Main Takeaway

A real-word study of Taiwanese patients with AMI undergoing PCI

Showed a comparable 1-year cardiovascular outcome with standard ticagrelor treatment 3 months after the event of AMI

Didn’t report statistically significant differences in:

- Hazard risk of death
- AMI admission
- Major adverse
- Cardiovascular events (MACE)

Didn’t show a difference in the risk of bleeding, including major or clinically relevant non-major bleeding

Why This Matters

  • Bleeding risks could be reduced P2Y12 inhibitor de-escalation approach is considered by physicians to reduce additional bleeding risks
  • Current studies are not enough Despite recent clinical studies, there’s limited and conflicting evidence on de-escalation strategies.
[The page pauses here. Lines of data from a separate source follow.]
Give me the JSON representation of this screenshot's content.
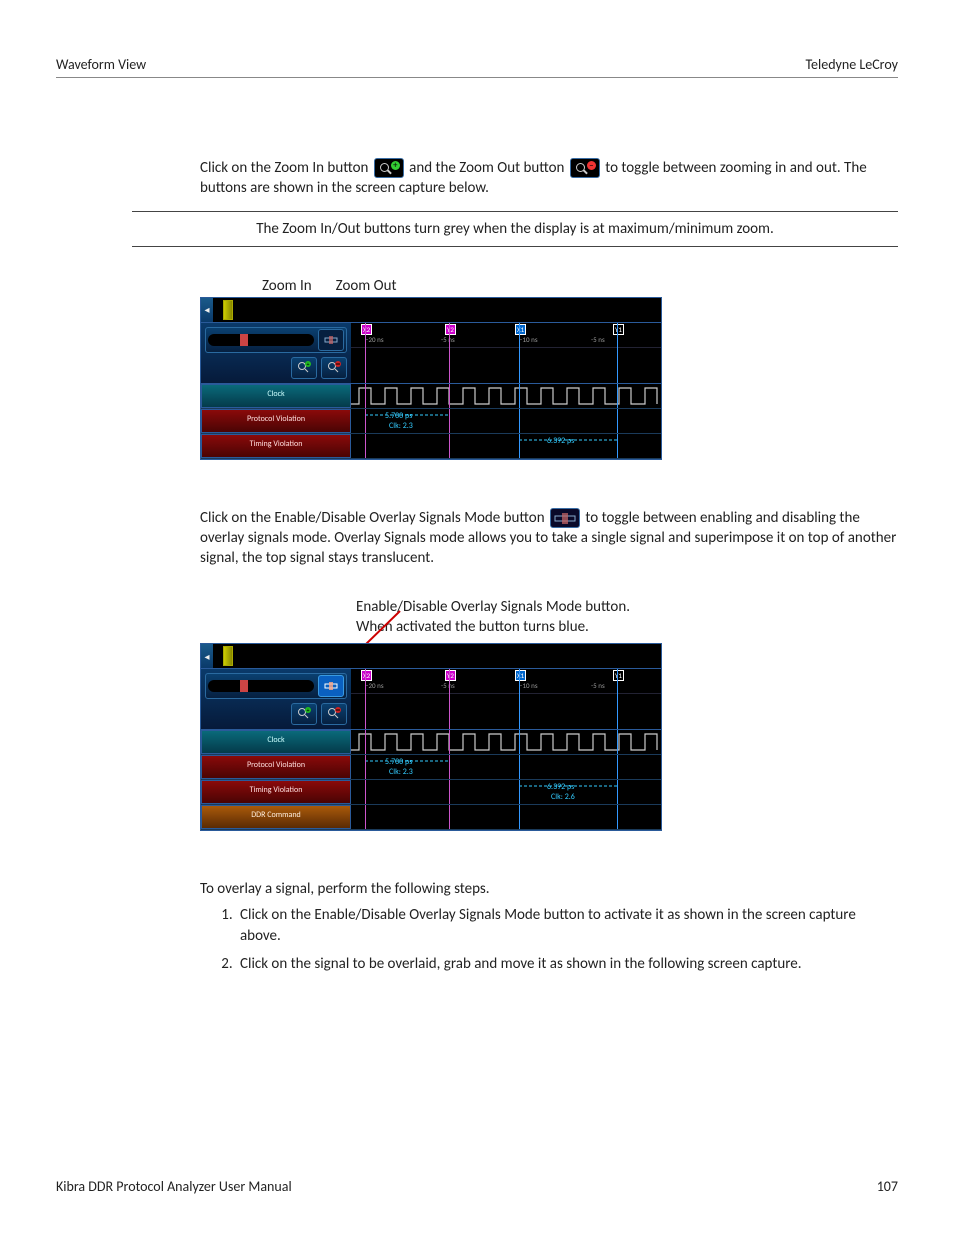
{
  "header": {
    "left": "Waveform View",
    "right": "Teledyne LeCroy"
  },
  "para1_a": "Click on the Zoom In button ",
  "para1_b": " and the Zoom Out button ",
  "para1_c": " to toggle between zooming in and out. The buttons are shown in the screen capture below.",
  "note1": "The Zoom In/Out buttons turn grey when the display is at maximum/minimum zoom.",
  "callout_zoom_in": "Zoom In",
  "callout_zoom_out": "Zoom Out",
  "shot1": {
    "markers": {
      "x2": "X2",
      "y2": "Y2",
      "x1": "X1",
      "y1": "Y1"
    },
    "ticks": {
      "t1": "−20 ns",
      "t2": "-5 ns",
      "t3": "−10 ns",
      "t4": "-5 ns"
    },
    "labels": {
      "clock": "Clock",
      "protocol": "Protocol Violation",
      "timing": "Timing Violation"
    },
    "meas": {
      "m1": "5.700 ps",
      "m1b": "Clk: 2.3",
      "m2": "6.392 ps"
    }
  },
  "para2_a": "Click on the Enable/Disable Overlay Signals Mode button ",
  "para2_b": " to toggle between enabling and disabling the overlay signals mode. Overlay Signals mode allows you to take a single signal and superimpose it on top of another signal, the top signal stays translucent.",
  "callout_overlay_l1": "Enable/Disable Overlay Signals Mode button.",
  "callout_overlay_l2": "When activated the button turns blue.",
  "shot2": {
    "markers": {
      "x2": "X2",
      "y2": "Y2",
      "x1": "X1",
      "y1": "Y1"
    },
    "ticks": {
      "t1": "−20 ns",
      "t2": "-5 ns",
      "t3": "−10 ns",
      "t4": "-5 ns"
    },
    "labels": {
      "clock": "Clock",
      "protocol": "Protocol Violation",
      "timing": "Timing Violation",
      "ddr": "DDR Command"
    },
    "meas": {
      "m1": "5.700 ps",
      "m1b": "Clk: 2.3",
      "m2": "6.392 ps",
      "m2b": "Clk: 2.6"
    }
  },
  "para3": "To overlay a signal, perform the following steps.",
  "steps": {
    "s1": "Click on the Enable/Disable Overlay Signals Mode button to activate it as shown in the screen capture above.",
    "s2": "Click on the signal to be overlaid, grab and move it as shown in the following screen capture."
  },
  "footer": {
    "left": "Kibra DDR Protocol Analyzer User Manual",
    "right": "107"
  }
}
This study aimed to assess the effect of de-escalated P2Y12 inhibitor switching in DAPT on MACE in patients with AMI undergoing PCI;

Study Design
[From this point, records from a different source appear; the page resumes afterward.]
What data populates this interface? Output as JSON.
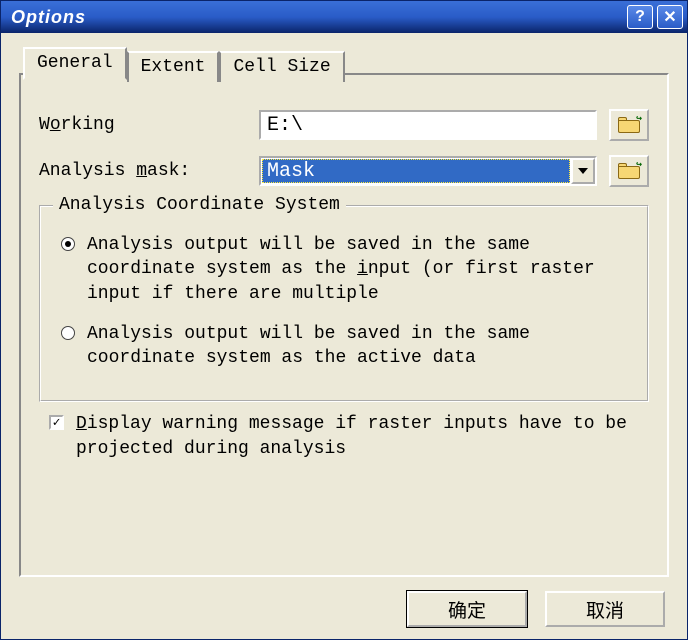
{
  "window": {
    "title": "Options"
  },
  "tabs": {
    "general": "General",
    "extent": "Extent",
    "cellsize": "Cell Size"
  },
  "general": {
    "working_pre": "W",
    "working_u": "o",
    "working_post": "rking",
    "working_value": "E:\\",
    "mask_pre": "Analysis ",
    "mask_u": "m",
    "mask_post": "ask:",
    "mask_value": "Mask",
    "group_title": "Analysis Coordinate System",
    "radio1_pre": "Analysis output will be saved in the same coordinate system as the ",
    "radio1_u": "i",
    "radio1_mid": "nput (or first raster input if there are multiple",
    "radio2": "Analysis output will be saved in the same coordinate system as the active data",
    "check_u": "D",
    "check_post": "isplay warning message if raster inputs have to be projected during analysis"
  },
  "buttons": {
    "ok": "确定",
    "cancel": "取消"
  }
}
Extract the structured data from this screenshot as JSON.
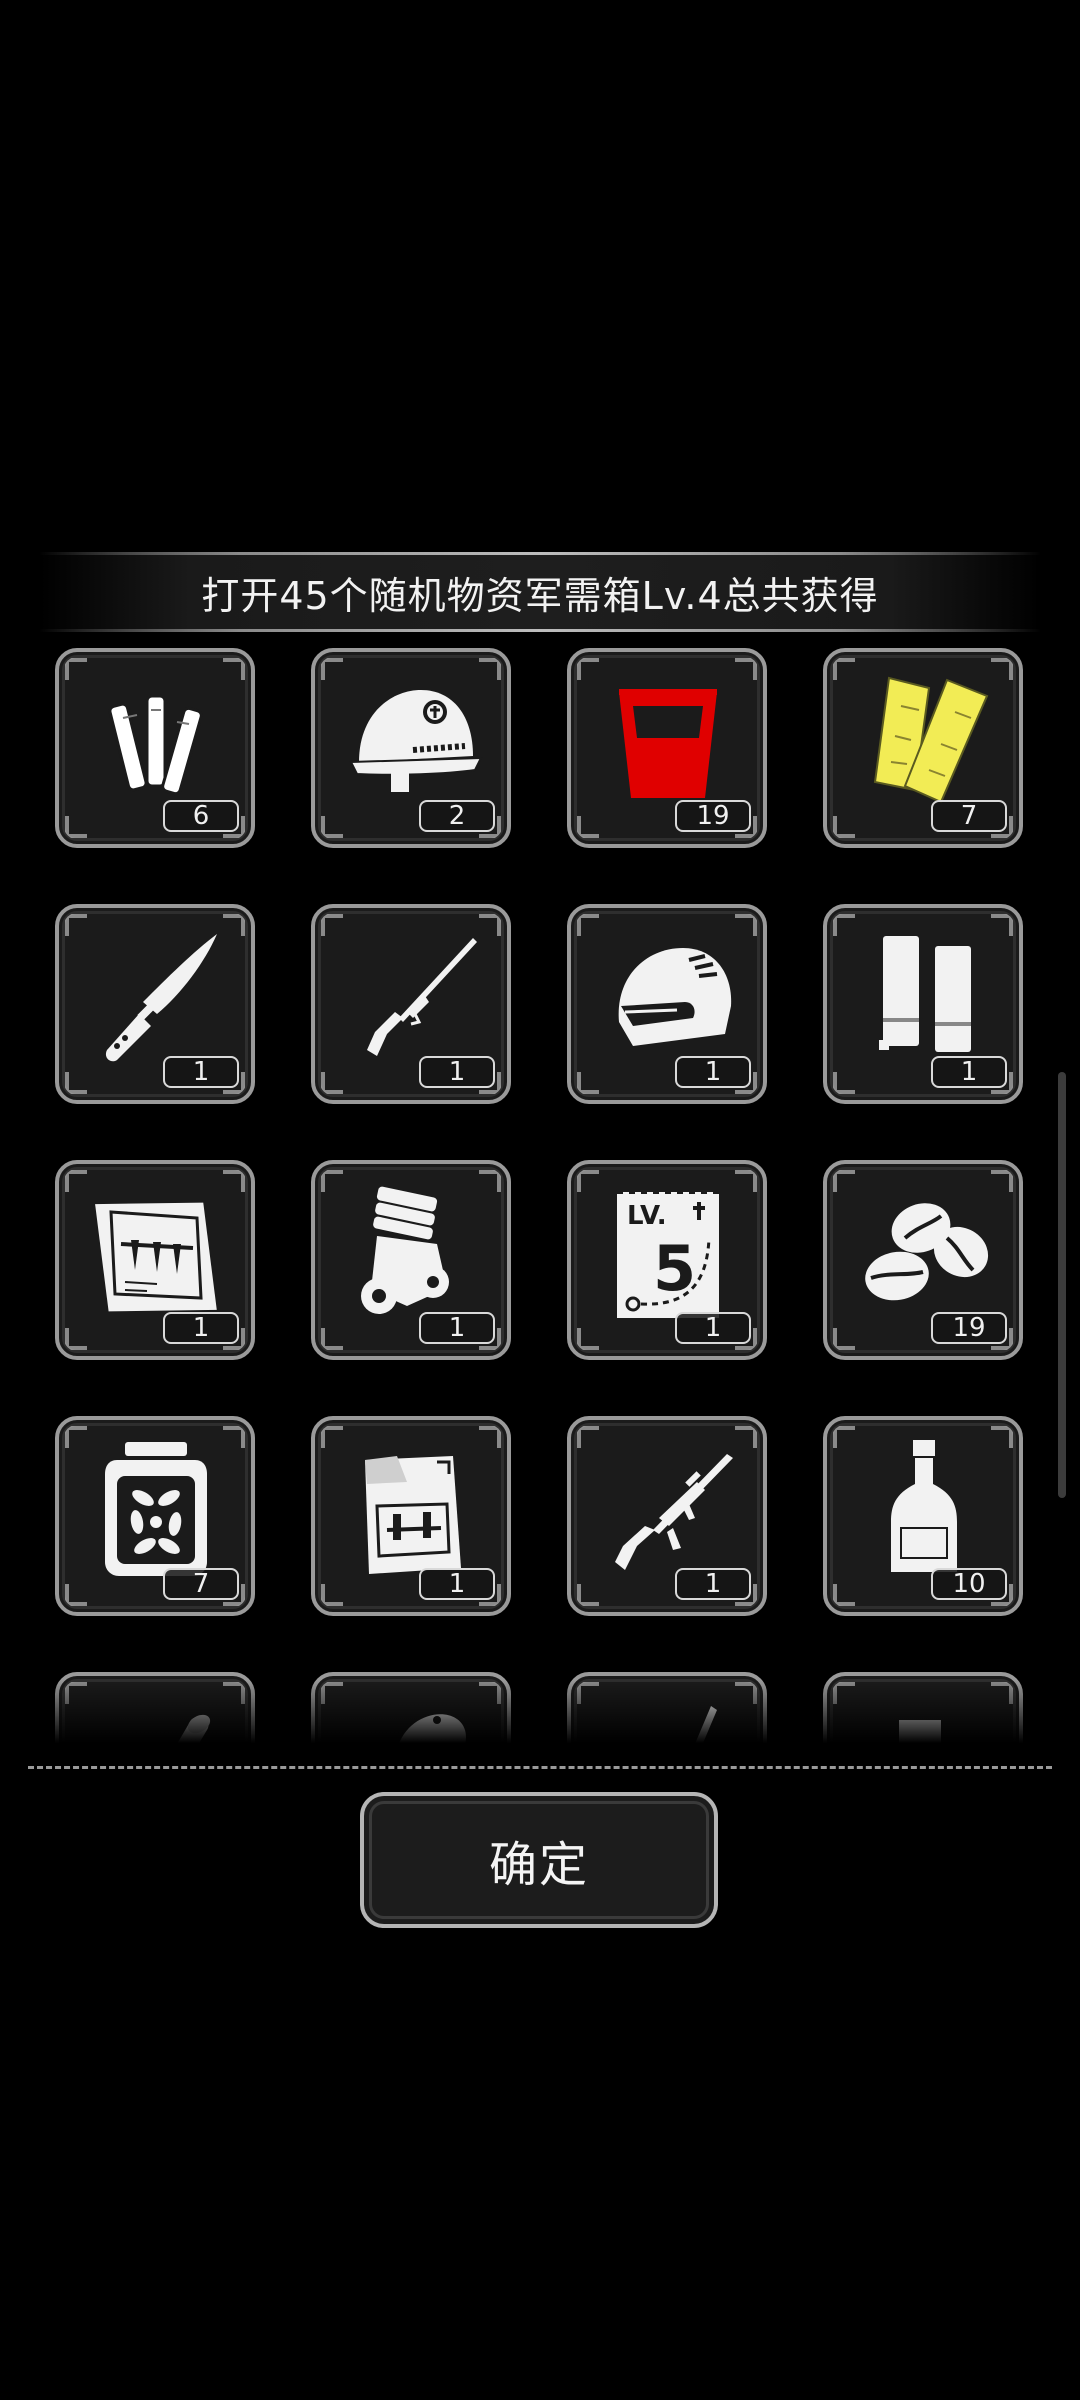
{
  "title": "打开45个随机物资军需箱Lv.4总共获得",
  "confirm_label": "确定",
  "items": [
    {
      "icon": "batteries-icon",
      "count": "6"
    },
    {
      "icon": "helmet-icon",
      "count": "2"
    },
    {
      "icon": "red-cup-icon",
      "count": "19"
    },
    {
      "icon": "wood-planks-icon",
      "count": "7"
    },
    {
      "icon": "knife-icon",
      "count": "1"
    },
    {
      "icon": "rifle-icon",
      "count": "1"
    },
    {
      "icon": "motorcycle-helmet-icon",
      "count": "1"
    },
    {
      "icon": "cylinders-icon",
      "count": "1"
    },
    {
      "icon": "blueprint-icon",
      "count": "1"
    },
    {
      "icon": "engine-icon",
      "count": "1"
    },
    {
      "icon": "level-5-card-icon",
      "count": "1"
    },
    {
      "icon": "coffee-beans-icon",
      "count": "19"
    },
    {
      "icon": "pickle-jar-icon",
      "count": "7"
    },
    {
      "icon": "blueprint-folder-icon",
      "count": "1"
    },
    {
      "icon": "assault-rifle-icon",
      "count": "1"
    },
    {
      "icon": "bottle-icon",
      "count": "10"
    },
    {
      "icon": "scroll-icon",
      "count": ""
    },
    {
      "icon": "meat-icon",
      "count": ""
    },
    {
      "icon": "sniper-rifle-icon",
      "count": ""
    },
    {
      "icon": "block-icon",
      "count": ""
    }
  ],
  "colors": {
    "accent_red": "#e00000",
    "accent_yellow": "#f2ec55",
    "frame": "#9a9a9a"
  }
}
This retrospective and population-based cohort study utilized data from the Taiwan’s National Health Insurance Research Database (NHIRD).
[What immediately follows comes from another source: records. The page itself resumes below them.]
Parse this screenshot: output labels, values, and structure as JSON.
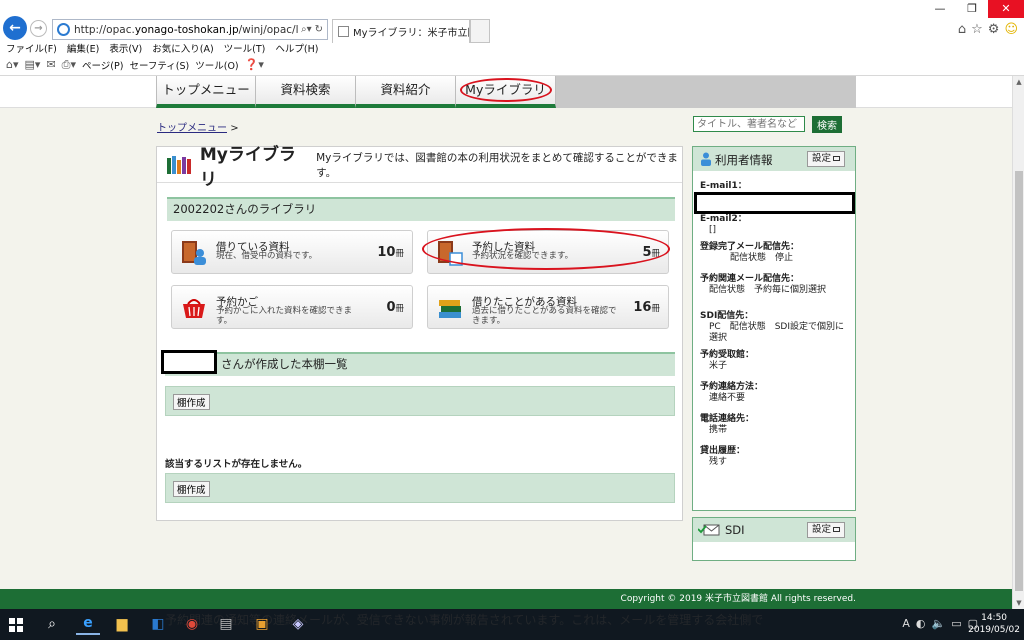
{
  "browser": {
    "url_prefix": "http://opac.",
    "url_domain": "yonago-toshokan.jp",
    "url_rest": "/winj/opac/login.do?dispa",
    "tab_title": "Myライブラリ：米子市立図書館",
    "menu": [
      "ファイル(F)",
      "編集(E)",
      "表示(V)",
      "お気に入り(A)",
      "ツール(T)",
      "ヘルプ(H)"
    ],
    "commands": [
      "ページ(P)",
      "セーフティ(S)",
      "ツール(O)"
    ]
  },
  "nav": {
    "items": [
      "トップメニュー",
      "資料検索",
      "資料紹介",
      "Myライブラリ"
    ]
  },
  "breadcrumb": {
    "link": "トップメニュー",
    "sep": ">"
  },
  "search": {
    "placeholder": "タイトル、著者名など",
    "button": "検索"
  },
  "mylibrary": {
    "title": "Myライブラリ",
    "description": "Myライブラリでは、図書館の本の利用状況をまとめて確認することができます。",
    "owner_heading": "2002202さんのライブラリ",
    "tiles": [
      {
        "title": "借りている資料",
        "sub": "現在、借受中の資料です。",
        "count": "10",
        "unit": "冊"
      },
      {
        "title": "予約した資料",
        "sub": "予約状況を確認できます。",
        "count": "5",
        "unit": "冊"
      },
      {
        "title": "予約かご",
        "sub": "予約かごに入れた資料を確認できます。",
        "count": "0",
        "unit": "冊"
      },
      {
        "title": "借りたことがある資料",
        "sub": "過去に借りたことがある資料を確認できます。",
        "count": "16",
        "unit": "冊"
      }
    ],
    "shelf_heading": "さんが作成した本棚一覧",
    "shelf_button": "棚作成",
    "no_list": "該当するリストが存在しません。"
  },
  "user_panel": {
    "title": "利用者情報",
    "settings": "設定",
    "fields": [
      {
        "label": "E-mail1：",
        "value": ""
      },
      {
        "label": "E-mail2：",
        "value": "[]"
      },
      {
        "label": "登録完了メール配信先：",
        "value": "配信状態　停止"
      },
      {
        "label": "予約関連メール配信先：",
        "value": "配信状態　予約毎に個別選択"
      },
      {
        "label": "SDI配信先：",
        "value": "PC　配信状態　SDI設定で個別に選択"
      },
      {
        "label": "予約受取館：",
        "value": "米子"
      },
      {
        "label": "予約連絡方法：",
        "value": "連絡不要"
      },
      {
        "label": "電話連絡先：",
        "value": "携帯"
      },
      {
        "label": "貸出履歴：",
        "value": "残す"
      }
    ]
  },
  "sdi_panel": {
    "title": "SDI",
    "settings": "設定"
  },
  "footer": {
    "copyright": "Copyright © 2019 米子市立図書館 All rights reserved."
  },
  "taskbar": {
    "ticker": "予約関連の通知等の連絡メールが、受信できない事例が報告されています。これは、メールを管理する会社側で",
    "time": "14:50",
    "date": "2019/05/02"
  },
  "colors": {
    "brand_green": "#1d6e35",
    "light_green": "#cfe5d6",
    "highlight_red": "#d9131e"
  }
}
Key inclusion criteria:

  • Patients who were hospitalized with a primary diagnosis of AMI

Key exclusion criteria:

  • Patients aged <18 years, without identification of sex, or Taiwanese citizenship
  • Patients not on heparin or antiplatelet therapy, or were only on aspirin therapy, or
  • received antiplatelet agents other than ticagrelor at index of AMI
  • Patients who had a coronary artery bypass graft
  • Death of the patient within 3 months after the index date of AMI

Key outcomes:

  • Death, AMI readmission, and MACE within one year during the follow-up period

Key Results

Number Of Participants

  • 10,100 patients were included (de-escalated DAPT group: n = 1,901; unchanged DAPT: n = 8,199)

Incidence Rates And Adjusted Hazard Ratio

  • All-cause death (unchanged vs de-escalated DAPT group): Incidence = 2.42 (95% confidence interval [CI]: 2.02–2.90) vs 2.89 (95% CI: 2.05–3.91); adjusted HR = 1.20 (95% CI: 0.83–1.73; P = 0.336)
  • AMI hospitalization (unchanged vs de-escalated DAPT group): Incidence = 3.28 (95% CI: 2.81–3.83) vs 3.68 (95% CI: 2.75–4.88); adjusted HR = 1.12 (95% CI: 0.80–1.56; P = 0.509)
  • MACE (unchanged vs de-escalated DAPT group): Incidence = 4.72 (95% CI: 4.13–5.36) vs 4.91 (95% CI: 3.80–6.26); adjusted HR = 1.04 (95% CI: 0.78–1.39; P = 0.766)
  • Major bleeding (unchanged vs de-escalated DAPT group): Incidence = 2.36 (95% CI: 1.95–2.82) vs 2.12 (95% CI: 1.41–3.01); adjusted HR = 0.92 (95% CI: 0.61–1.37; P = 0.669)


  • Patient information such as risk behaviors, diet, and physical activities are not available in the NHIRD.
  • Hidden bias of medication selection was introduced as the study data was sourced from an administrative database.
  • Missing clinical information, such as the severity of AMI at admission, might have induced non-differential misclassification bias.
  • Study results might not be generalizable to other populations, as only Taiwanese patients were included in the analysis.

    Yeh JS, Hsu CY, Huang CY, Chen WT, Hsieh YC, Chien LN. The effect of de-escalation of P2Y12 receptor inhibitor therapy after acute myocardial infarction in patients undergoing percutaneous coronary intervention: A nationwide cohort study. PLoS One. 2021;16(1):e0246029. doi: 10.1371/journal.pone.0246029. PMID: 33493236.

MAT-BH-2200185/v1/Mar 2022